with a quizzical look. And she said, Well, you're not disabled. I said, No, I'm not. She said, Well, maybe I'm not then. And that was a massively defining point in the kitas life because I started to see an imperceptible change in her. I started to see her see herself as a person with abilities rather than as someone who was disabled. And then year 11 came we were looking at what she would do next. I had my own very definite ideas about what the teacher was going to do in year 12. She was going to stay at school to sixth form and have a year to develop and confidence in life skills. I didn't recommend the key to having very, very different ideas and I certainly didn't recommend her determination because Nikita had decided she was going to mainstream college 20 miles away to do Performing Arts following in the footsteps of three of her older sisters. And it was no budging her. So in The end I had no choice but to give in and the grade. The day she was due to start, I woke up to the sound of Nikita being violently sick in the bathroom. The anxiety had completely taken over. I got her in the car, we drove to college, we pulled up. I said, right, let's go in, she said, changed my mind. I'm not going. So she was about to give up on her dream. So I wasn't having that. So I cajoled and begged. And eventually I tricked her to go into the college. And she stayed the whole day. I didn't get the phone call. And when I picked her up, she came out and she looked quite some, she looked quite happy. And I said, How did it go? She

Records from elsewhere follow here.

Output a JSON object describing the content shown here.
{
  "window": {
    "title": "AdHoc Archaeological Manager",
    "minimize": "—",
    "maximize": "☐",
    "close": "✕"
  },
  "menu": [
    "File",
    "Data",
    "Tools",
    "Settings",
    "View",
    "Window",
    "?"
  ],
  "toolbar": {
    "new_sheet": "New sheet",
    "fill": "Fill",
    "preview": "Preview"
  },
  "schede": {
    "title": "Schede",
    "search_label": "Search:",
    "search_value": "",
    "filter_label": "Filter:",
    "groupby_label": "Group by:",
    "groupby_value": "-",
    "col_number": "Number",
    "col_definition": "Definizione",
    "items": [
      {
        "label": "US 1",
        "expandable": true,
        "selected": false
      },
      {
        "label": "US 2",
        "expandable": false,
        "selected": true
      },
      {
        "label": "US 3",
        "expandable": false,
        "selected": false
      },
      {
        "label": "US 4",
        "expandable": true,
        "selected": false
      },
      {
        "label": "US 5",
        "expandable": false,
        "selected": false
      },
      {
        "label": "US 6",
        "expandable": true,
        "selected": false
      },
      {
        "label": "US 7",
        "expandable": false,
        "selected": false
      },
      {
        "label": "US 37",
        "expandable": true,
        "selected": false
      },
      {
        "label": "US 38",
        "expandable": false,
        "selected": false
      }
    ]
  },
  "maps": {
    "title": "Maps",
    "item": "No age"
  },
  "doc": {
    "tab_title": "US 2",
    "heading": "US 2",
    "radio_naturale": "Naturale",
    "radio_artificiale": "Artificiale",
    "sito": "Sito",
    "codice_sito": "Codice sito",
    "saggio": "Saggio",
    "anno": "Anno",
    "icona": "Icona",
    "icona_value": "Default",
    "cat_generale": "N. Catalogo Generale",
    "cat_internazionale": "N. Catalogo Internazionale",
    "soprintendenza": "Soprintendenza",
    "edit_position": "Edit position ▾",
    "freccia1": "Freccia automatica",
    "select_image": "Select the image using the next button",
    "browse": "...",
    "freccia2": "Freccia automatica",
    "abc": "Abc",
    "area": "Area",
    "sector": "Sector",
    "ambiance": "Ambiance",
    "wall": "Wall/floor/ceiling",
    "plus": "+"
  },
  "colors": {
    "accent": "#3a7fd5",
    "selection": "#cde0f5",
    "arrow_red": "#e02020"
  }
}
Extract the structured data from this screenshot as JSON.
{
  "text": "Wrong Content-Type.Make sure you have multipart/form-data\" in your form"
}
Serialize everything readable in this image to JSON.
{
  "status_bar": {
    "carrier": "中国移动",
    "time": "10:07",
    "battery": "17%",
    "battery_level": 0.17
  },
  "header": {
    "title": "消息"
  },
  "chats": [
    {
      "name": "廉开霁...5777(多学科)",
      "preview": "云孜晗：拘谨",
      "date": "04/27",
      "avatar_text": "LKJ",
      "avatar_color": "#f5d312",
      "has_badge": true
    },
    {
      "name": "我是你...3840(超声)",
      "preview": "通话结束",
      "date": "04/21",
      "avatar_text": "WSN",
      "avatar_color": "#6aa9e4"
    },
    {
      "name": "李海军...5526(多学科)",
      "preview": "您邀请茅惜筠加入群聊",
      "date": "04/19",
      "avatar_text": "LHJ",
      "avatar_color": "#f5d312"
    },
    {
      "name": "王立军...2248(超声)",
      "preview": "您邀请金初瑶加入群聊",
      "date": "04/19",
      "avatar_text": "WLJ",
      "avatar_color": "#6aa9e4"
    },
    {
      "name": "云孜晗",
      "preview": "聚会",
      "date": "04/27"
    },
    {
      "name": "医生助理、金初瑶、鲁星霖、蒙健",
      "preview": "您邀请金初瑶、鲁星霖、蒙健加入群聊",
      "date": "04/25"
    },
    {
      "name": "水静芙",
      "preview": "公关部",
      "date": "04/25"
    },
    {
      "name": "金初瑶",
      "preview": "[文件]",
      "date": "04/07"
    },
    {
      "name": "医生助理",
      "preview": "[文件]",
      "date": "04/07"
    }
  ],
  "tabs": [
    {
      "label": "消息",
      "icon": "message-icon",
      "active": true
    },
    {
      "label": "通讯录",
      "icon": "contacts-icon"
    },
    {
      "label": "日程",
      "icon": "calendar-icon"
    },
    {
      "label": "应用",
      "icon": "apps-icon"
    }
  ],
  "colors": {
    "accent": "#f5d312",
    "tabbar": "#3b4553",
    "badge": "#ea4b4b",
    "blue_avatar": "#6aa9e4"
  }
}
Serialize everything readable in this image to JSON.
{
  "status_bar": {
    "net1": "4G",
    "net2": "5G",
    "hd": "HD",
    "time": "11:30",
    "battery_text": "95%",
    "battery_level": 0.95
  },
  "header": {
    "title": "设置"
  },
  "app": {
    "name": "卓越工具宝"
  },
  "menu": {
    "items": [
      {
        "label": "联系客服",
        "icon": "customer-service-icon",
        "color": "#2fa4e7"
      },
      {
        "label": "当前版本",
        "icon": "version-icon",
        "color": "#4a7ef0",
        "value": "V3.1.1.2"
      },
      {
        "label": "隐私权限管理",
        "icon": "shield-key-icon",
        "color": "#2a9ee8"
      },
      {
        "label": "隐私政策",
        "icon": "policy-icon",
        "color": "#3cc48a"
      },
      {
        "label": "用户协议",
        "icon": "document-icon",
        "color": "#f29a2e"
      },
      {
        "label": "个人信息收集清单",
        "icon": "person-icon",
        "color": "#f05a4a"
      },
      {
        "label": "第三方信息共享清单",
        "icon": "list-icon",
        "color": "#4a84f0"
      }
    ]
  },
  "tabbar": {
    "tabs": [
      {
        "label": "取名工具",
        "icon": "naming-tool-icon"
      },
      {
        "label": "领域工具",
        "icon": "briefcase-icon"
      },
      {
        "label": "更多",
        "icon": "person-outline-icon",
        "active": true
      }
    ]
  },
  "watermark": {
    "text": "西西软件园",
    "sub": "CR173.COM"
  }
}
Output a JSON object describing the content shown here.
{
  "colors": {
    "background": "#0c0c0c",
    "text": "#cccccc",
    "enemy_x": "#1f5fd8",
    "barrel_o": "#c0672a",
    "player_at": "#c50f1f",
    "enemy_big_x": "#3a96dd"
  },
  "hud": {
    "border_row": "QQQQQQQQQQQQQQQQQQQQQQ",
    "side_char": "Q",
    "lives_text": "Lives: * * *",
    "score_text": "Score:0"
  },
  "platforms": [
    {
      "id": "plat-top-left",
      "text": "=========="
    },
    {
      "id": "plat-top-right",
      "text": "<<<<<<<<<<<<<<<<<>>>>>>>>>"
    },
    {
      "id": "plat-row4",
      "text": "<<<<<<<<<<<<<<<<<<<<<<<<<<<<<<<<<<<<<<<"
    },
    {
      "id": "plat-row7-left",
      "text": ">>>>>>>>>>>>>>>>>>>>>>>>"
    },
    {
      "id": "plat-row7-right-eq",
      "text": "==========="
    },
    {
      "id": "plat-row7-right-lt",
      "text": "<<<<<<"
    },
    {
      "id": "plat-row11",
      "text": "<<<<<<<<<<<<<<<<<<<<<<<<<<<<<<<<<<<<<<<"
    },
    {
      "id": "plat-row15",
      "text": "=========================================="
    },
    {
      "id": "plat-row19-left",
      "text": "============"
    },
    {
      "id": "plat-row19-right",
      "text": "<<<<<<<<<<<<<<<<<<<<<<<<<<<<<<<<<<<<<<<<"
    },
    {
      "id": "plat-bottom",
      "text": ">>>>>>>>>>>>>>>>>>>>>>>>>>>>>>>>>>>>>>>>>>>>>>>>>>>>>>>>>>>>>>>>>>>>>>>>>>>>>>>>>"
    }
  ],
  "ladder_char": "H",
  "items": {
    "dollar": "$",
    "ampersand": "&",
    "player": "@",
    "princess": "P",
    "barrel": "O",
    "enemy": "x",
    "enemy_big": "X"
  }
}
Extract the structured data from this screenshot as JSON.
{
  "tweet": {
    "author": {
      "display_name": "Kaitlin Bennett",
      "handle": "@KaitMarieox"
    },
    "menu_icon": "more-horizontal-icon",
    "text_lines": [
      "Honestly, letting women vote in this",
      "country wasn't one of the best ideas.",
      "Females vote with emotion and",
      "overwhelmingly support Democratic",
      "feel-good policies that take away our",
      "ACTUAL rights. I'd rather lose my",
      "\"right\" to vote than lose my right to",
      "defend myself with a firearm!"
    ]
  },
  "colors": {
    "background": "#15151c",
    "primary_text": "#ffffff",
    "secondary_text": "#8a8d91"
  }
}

Unknown Speaker 15:45
Unknown Speaker 15:46
I said, What did you do? She said, Well, we had to do an icebreaker. We had to tell people, something about ourselves, and tell people what we thought our greatest strength was. Now before Nikita started college, her biggest, biggest worry was whether or not to tell people about her autism, because she knew that potentially, people knowing that could define their opinion of her for the next three years. And she didn't want that. But she said when it came to her turn, she decided in that moment to tell everyone, and she told them not only that she's autistic. She also told them that she saw her autism as being her biggest strength. And in that moment, Nikita took total ownership of who she is. And I know how much courage that took, and how far Has she come? Since the time I was told she would need full time residential care. And I love I absorbed all my children, but I respect them so much. Because each and every one of them have done the same. They take total ownership of who they are, they will happily tell people about their particular neuro divergence, they don't have any problem with it. And if they upset someone or they say something inappropriate, they'll just say to people, I'm so sorry, I didn't mean to upset you. But I'm autistic, and social skills aren't my forte. And so, please, we have more than enough evidence that neurodivergent people have so much to offer society. Isn't it time we started to recognize them for their talents and abilities, and not see only their shortcomings. Isn't it time we nurtured them and brought out the best in them and help them and really isn't it time that we changed our perceptions and our attitudes towards mental health? On absolutely every level. Thank you.
Transcribed by https://otter.ai